This blind beggar is someone who has no trouble recognizing himself as a sheep. He knows he needs a flock, that without a flock he will surely die.
And the local flock allows him to belong, but the belonging comes with a price. There is this unspoken contract: “We will let you live among us,” they flock says, “we will allow you to beg and we will make sure you don’t starve to death, and in giving you alms we will feel good and noble. You will carry the burden of endless guilt and we will feel superior to you.
But Jesus has come, as he said in our lesson, to give us life and give it abundantly, and abundant life isn’t mere survival. So Jesus takes some saliva and mixes it with soil and makes a paste that he puts on the man’s eyes, and tells him to go and wash in the pool of Siloam. And he does, and lo and behold he can see.
But curiously, the community isn’t so sure they are happy this man can now see, particularly when he begins to tell the leaders that it was the man Jesus – in their eyes, this troublemaker, who has brought about his healing. And so they pressure him to change his story, but he won’t, and they go and pressure his parents, who say, yes, this is our son, who was born blind, but we have no idea how he sees. He speaks the truth as he knows it, but they don’t want to hear the truth, and so they cast him out of the flock. Strangely, he becomes stronger as the story continues as he sticks to his truth, which that he was a helpless sheep, but by the grace of God that came to him in this good shepherd by the name of Jesus he can see again.

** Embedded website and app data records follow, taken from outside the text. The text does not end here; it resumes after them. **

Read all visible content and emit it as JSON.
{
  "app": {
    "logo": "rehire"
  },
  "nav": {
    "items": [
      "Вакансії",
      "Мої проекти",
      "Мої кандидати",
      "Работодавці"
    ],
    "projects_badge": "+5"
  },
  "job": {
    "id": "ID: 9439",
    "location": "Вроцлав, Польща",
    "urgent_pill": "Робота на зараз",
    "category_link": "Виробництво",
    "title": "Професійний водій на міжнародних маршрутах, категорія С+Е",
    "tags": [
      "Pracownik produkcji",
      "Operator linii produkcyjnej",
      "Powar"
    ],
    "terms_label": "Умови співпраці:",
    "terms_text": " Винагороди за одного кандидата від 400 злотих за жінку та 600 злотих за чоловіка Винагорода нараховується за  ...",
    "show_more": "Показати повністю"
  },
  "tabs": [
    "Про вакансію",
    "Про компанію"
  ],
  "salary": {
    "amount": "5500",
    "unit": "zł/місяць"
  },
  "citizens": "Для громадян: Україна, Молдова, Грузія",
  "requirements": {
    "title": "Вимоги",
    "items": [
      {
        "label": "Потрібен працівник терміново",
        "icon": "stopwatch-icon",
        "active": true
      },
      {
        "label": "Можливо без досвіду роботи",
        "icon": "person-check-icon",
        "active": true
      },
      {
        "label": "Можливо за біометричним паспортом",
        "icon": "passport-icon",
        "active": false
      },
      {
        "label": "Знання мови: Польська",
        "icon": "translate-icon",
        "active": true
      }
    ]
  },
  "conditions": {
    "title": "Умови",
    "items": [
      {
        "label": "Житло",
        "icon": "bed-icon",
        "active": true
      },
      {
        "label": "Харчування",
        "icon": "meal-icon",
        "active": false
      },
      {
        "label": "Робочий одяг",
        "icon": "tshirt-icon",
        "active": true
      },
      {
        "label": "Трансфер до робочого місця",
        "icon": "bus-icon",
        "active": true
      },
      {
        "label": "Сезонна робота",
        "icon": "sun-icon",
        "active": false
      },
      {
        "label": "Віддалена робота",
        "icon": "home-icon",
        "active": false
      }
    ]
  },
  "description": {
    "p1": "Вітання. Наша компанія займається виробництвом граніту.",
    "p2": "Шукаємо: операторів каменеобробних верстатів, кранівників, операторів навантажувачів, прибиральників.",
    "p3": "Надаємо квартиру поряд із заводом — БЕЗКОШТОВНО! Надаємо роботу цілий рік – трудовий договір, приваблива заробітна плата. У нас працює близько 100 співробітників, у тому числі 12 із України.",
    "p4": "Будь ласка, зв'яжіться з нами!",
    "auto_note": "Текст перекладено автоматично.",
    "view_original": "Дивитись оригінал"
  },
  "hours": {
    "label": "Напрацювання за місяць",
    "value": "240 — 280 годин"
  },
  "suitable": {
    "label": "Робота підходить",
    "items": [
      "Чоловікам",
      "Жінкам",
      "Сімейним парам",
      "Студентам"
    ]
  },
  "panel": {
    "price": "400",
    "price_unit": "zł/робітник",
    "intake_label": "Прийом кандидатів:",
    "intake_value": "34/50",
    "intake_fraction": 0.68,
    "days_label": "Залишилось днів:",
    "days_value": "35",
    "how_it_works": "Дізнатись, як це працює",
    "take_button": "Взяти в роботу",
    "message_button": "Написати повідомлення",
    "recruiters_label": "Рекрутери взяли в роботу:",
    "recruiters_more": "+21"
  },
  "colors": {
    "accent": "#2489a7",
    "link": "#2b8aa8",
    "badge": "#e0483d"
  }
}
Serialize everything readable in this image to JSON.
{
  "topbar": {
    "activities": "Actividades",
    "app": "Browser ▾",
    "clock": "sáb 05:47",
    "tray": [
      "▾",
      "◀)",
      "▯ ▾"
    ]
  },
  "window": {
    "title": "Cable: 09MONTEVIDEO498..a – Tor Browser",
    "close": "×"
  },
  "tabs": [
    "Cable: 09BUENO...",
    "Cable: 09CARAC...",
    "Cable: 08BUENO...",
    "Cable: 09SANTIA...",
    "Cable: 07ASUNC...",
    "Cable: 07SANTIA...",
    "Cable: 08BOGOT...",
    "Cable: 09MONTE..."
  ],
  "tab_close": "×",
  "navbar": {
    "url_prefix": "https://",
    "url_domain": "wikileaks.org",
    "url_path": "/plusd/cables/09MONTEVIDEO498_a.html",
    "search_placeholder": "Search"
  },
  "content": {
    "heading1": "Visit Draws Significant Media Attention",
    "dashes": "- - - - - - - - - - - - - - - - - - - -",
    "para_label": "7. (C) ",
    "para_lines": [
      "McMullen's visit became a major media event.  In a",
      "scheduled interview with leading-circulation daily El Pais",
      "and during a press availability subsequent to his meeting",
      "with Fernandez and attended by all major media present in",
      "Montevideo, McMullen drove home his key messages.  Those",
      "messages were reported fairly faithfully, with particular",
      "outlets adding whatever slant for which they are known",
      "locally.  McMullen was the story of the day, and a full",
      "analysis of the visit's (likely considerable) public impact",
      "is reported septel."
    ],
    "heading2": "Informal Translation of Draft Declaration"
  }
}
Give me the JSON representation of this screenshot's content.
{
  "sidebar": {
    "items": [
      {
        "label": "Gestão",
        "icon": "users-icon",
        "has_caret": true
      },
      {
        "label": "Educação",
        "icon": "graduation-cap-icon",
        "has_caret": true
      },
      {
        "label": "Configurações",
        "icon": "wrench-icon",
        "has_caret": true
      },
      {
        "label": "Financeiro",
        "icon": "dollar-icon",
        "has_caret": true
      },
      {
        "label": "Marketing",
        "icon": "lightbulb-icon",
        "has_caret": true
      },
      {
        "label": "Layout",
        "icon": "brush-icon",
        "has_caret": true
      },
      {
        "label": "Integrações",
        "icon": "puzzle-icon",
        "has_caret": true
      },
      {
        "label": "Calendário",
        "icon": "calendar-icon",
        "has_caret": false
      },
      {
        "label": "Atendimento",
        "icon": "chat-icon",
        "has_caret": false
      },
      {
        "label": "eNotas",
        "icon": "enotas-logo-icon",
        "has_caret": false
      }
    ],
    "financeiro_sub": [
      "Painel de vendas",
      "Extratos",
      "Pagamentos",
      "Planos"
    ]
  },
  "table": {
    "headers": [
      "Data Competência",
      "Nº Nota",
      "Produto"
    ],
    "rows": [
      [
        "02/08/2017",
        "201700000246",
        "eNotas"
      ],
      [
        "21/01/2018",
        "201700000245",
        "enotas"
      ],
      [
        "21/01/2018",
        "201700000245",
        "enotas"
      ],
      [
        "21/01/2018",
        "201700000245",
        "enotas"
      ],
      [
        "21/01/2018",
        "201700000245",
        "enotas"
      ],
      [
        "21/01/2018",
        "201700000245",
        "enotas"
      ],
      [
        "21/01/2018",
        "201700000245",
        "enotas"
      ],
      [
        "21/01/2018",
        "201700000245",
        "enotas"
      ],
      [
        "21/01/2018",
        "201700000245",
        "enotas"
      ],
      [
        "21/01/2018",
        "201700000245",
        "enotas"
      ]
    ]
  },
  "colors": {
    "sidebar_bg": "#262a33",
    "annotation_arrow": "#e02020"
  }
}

And in the final scene of the story, Jesus comes to him, the Good Shepherd, to the sheep without a flock; and the implication is that he is being brought into a new flock; the Good Shepherd’s flock. And in this flock you don’t have to be less than who God made you to be; you don’t have to live in mere survival mode.
But Jesus doesn’t reject him. He comes to him… I have a new flock for you to be a part of. One in which you can be who I made you to be, and not the mere shadow of yourself.
The good shepherd knows who you are. We aren’t all the same and God made us that way. So we might as well be who God make us to be…